OBJECTIVE: To determine the effect of digital technology distraction on pain and distress in children experiencing acutely painful conditions or procedures.
DATA SOURCES: Medline, Embase, Cochrane Library, Cumulative Index to Nursing and Allied Health Literature, PsycINFO, Institute of Electrical and Electronics Engineers Xplore, Ei Compendex, Web of Science, and gray literature sources.
STUDY SELECTION: Quantitative studies of digital technology distraction for acutely painful conditions or procedures in children.
DATA EXTRACTION: Performed by 1 reviewer with verification. Outcomes were child pain and distress.
RESULTS: There were 106 studies (
LIMITATIONS: Few studies directly compared different distractors or provided subgroup data to inform applicability.
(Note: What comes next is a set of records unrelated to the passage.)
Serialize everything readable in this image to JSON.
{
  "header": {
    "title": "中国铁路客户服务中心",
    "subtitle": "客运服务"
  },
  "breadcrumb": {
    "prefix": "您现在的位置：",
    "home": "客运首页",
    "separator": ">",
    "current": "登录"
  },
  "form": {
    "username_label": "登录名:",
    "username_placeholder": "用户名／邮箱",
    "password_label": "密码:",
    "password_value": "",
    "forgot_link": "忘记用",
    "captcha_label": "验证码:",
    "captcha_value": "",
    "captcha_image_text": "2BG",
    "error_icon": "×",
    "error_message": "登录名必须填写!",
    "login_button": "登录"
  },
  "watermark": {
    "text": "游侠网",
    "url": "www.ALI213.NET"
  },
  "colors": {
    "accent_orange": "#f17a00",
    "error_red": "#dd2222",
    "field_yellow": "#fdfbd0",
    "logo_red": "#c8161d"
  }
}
CONCLUSIONS: Digital distraction provides modest pain and distress reduction for children undergoing painful procedures; its superiority over nondigital distractors is not established. Context, preferences, and availability should inform the choice of distractor.